» TASK TO CARRY OUT: Below are some records. Set each one down exactly as it reads.

» DATA EXCERPTS:
---+---

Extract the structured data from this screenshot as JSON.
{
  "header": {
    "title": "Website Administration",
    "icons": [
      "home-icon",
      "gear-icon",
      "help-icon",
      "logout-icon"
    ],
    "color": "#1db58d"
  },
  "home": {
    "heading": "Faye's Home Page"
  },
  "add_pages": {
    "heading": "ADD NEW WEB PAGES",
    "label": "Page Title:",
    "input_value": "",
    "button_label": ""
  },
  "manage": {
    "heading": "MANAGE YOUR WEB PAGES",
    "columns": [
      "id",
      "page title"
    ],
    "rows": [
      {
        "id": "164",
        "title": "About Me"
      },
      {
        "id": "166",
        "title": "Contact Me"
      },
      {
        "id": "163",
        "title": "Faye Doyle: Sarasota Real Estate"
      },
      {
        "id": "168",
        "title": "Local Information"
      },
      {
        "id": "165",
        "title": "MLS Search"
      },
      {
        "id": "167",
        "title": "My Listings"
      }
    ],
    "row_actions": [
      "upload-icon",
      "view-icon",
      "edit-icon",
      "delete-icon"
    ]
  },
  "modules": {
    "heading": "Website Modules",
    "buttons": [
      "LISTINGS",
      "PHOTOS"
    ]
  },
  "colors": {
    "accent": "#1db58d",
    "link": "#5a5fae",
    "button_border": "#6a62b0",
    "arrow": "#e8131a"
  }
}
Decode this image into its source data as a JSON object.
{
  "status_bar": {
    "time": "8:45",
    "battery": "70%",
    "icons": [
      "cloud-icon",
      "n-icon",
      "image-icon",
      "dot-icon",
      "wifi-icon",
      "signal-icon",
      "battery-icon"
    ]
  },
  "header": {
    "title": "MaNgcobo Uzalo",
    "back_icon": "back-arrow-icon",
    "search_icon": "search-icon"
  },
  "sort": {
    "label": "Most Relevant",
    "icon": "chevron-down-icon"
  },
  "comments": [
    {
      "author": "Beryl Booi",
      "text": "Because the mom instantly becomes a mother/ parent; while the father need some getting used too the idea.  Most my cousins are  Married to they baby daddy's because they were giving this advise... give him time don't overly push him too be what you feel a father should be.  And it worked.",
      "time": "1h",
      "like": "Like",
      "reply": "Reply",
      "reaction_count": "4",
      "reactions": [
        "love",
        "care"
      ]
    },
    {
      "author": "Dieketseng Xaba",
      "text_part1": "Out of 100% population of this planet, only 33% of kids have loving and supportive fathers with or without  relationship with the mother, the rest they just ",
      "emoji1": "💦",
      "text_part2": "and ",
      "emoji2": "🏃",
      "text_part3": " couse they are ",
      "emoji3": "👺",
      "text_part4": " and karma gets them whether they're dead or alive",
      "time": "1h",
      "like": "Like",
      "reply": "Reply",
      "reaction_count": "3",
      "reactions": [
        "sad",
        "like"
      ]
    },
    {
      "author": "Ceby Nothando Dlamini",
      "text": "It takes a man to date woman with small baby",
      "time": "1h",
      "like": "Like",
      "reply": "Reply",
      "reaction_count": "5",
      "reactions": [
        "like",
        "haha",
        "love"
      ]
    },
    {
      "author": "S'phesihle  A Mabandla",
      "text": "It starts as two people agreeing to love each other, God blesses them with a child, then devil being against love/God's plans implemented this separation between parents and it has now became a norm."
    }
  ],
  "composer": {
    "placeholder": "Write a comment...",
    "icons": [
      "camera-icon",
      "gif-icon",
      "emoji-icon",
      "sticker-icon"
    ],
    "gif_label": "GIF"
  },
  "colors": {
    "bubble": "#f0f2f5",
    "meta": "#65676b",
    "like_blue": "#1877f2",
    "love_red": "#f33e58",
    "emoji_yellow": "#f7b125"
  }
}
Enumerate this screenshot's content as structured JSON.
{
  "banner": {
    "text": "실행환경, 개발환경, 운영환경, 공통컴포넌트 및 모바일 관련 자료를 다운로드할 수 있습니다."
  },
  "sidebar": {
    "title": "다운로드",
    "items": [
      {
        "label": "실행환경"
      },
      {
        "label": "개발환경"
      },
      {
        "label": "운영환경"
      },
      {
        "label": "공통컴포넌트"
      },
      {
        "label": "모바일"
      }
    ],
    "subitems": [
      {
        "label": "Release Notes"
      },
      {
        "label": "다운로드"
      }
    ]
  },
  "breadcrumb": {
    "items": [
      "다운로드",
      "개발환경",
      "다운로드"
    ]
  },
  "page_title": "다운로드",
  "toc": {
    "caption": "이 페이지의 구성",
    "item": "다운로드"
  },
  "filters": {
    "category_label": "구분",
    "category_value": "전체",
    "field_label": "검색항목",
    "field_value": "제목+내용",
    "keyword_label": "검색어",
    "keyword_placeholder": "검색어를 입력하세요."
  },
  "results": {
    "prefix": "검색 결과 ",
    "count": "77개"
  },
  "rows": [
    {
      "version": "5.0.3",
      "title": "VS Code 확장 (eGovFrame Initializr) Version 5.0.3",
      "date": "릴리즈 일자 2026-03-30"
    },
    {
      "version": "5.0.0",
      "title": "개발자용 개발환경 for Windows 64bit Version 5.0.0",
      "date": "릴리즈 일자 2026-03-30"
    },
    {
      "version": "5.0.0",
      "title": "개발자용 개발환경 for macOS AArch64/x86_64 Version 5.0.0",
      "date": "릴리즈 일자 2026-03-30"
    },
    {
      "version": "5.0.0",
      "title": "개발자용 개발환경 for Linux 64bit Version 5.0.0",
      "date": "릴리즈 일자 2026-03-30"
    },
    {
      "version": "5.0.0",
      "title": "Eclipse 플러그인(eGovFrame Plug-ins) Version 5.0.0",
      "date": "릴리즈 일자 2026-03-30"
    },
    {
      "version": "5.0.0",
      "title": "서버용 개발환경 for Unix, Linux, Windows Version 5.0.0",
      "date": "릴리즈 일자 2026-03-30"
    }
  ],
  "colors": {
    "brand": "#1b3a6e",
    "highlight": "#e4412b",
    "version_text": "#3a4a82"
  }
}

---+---

» EXERCISE ANSWER:
Extract the structured data from this screenshot as JSON.
{
  "header": {
    "title": "Website Administration",
    "icons": [
      "home-icon",
      "gear-icon",
      "help-icon",
      "logout-icon"
    ],
    "color": "#1db58d"
  },
  "home": {
    "heading": "Faye's Home Page"
  },
  "add_pages": {
    "heading": "ADD NEW WEB PAGES",
    "label": "Page Title:",
    "input_value": "",
    "button_label": ""
  },
  "manage": {
    "heading": "MANAGE YOUR WEB PAGES",
    "columns": [
      "id",
      "page title"
    ],
    "rows": [
      {
        "id": "164",
        "title": "About Me"
      },
      {
        "id": "166",
        "title": "Contact Me"
      },
      {
        "id": "163",
        "title": "Faye Doyle: Sarasota Real Estate"
      },
      {
        "id": "168",
        "title": "Local Information"
      },
      {
        "id": "165",
        "title": "MLS Search"
      },
      {
        "id": "167",
        "title": "My Listings"
      }
    ],
    "row_actions": [
      "upload-icon",
      "view-icon",
      "edit-icon",
      "delete-icon"
    ]
  },
  "modules": {
    "heading": "Website Modules",
    "buttons": [
      "LISTINGS",
      "PHOTOS"
    ]
  },
  "colors": {
    "accent": "#1db58d",
    "link": "#5a5fae",
    "button_border": "#6a62b0",
    "arrow": "#e8131a"
  }
}
Decode this image into its source data as a JSON object.
{
  "status_bar": {
    "time": "8:45",
    "battery": "70%",
    "icons": [
      "cloud-icon",
      "n-icon",
      "image-icon",
      "dot-icon",
      "wifi-icon",
      "signal-icon",
      "battery-icon"
    ]
  },
  "header": {
    "title": "MaNgcobo Uzalo",
    "back_icon": "back-arrow-icon",
    "search_icon": "search-icon"
  },
  "sort": {
    "label": "Most Relevant",
    "icon": "chevron-down-icon"
  },
  "comments": [
    {
      "author": "Beryl Booi",
      "text": "Because the mom instantly becomes a mother/ parent; while the father need some getting used too the idea.  Most my cousins are  Married to they baby daddy's because they were giving this advise... give him time don't overly push him too be what you feel a father should be.  And it worked.",
      "time": "1h",
      "like": "Like",
      "reply": "Reply",
      "reaction_count": "4",
      "reactions": [
        "love",
        "care"
      ]
    },
    {
      "author": "Dieketseng Xaba",
      "text_part1": "Out of 100% population of this planet, only 33% of kids have loving and supportive fathers with or without  relationship with the mother, the rest they just ",
      "emoji1": "💦",
      "text_part2": "and ",
      "emoji2": "🏃",
      "text_part3": " couse they are ",
      "emoji3": "👺",
      "text_part4": " and karma gets them whether they're dead or alive",
      "time": "1h",
      "like": "Like",
      "reply": "Reply",
      "reaction_count": "3",
      "reactions": [
        "sad",
        "like"
      ]
    },
    {
      "author": "Ceby Nothando Dlamini",
      "text": "It takes a man to date woman with small baby",
      "time": "1h",
      "like": "Like",
      "reply": "Reply",
      "reaction_count": "5",
      "reactions": [
        "like",
        "haha",
        "love"
      ]
    },
    {
      "author": "S'phesihle  A Mabandla",
      "text": "It starts as two people agreeing to love each other, God blesses them with a child, then devil being against love/God's plans implemented this separation between parents and it has now became a norm."
    }
  ],
  "composer": {
    "placeholder": "Write a comment...",
    "icons": [
      "camera-icon",
      "gif-icon",
      "emoji-icon",
      "sticker-icon"
    ],
    "gif_label": "GIF"
  },
  "colors": {
    "bubble": "#f0f2f5",
    "meta": "#65676b",
    "like_blue": "#1877f2",
    "love_red": "#f33e58",
    "emoji_yellow": "#f7b125"
  }
}
Enumerate this screenshot's content as structured JSON.
{
  "banner": {
    "text": "실행환경, 개발환경, 운영환경, 공통컴포넌트 및 모바일 관련 자료를 다운로드할 수 있습니다."
  },
  "sidebar": {
    "title": "다운로드",
    "items": [
      {
        "label": "실행환경"
      },
      {
        "label": "개발환경"
      },
      {
        "label": "운영환경"
      },
      {
        "label": "공통컴포넌트"
      },
      {
        "label": "모바일"
      }
    ],
    "subitems": [
      {
        "label": "Release Notes"
      },
      {
        "label": "다운로드"
      }
    ]
  },
  "breadcrumb": {
    "items": [
      "다운로드",
      "개발환경",
      "다운로드"
    ]
  },
  "page_title": "다운로드",
  "toc": {
    "caption": "이 페이지의 구성",
    "item": "다운로드"
  },
  "filters": {
    "category_label": "구분",
    "category_value": "전체",
    "field_label": "검색항목",
    "field_value": "제목+내용",
    "keyword_label": "검색어",
    "keyword_placeholder": "검색어를 입력하세요."
  },
  "results": {
    "prefix": "검색 결과 ",
    "count": "77개"
  },
  "rows": [
    {
      "version": "5.0.3",
      "title": "VS Code 확장 (eGovFrame Initializr) Version 5.0.3",
      "date": "릴리즈 일자 2026-03-30"
    },
    {
      "version": "5.0.0",
      "title": "개발자용 개발환경 for Windows 64bit Version 5.0.0",
      "date": "릴리즈 일자 2026-03-30"
    },
    {
      "version": "5.0.0",
      "title": "개발자용 개발환경 for macOS AArch64/x86_64 Version 5.0.0",
      "date": "릴리즈 일자 2026-03-30"
    },
    {
      "version": "5.0.0",
      "title": "개발자용 개발환경 for Linux 64bit Version 5.0.0",
      "date": "릴리즈 일자 2026-03-30"
    },
    {
      "version": "5.0.0",
      "title": "Eclipse 플러그인(eGovFrame Plug-ins) Version 5.0.0",
      "date": "릴리즈 일자 2026-03-30"
    },
    {
      "version": "5.0.0",
      "title": "서버용 개발환경 for Unix, Linux, Windows Version 5.0.0",
      "date": "릴리즈 일자 2026-03-30"
    }
  ],
  "colors": {
    "brand": "#1b3a6e",
    "highlight": "#e4412b",
    "version_text": "#3a4a82"
  }
}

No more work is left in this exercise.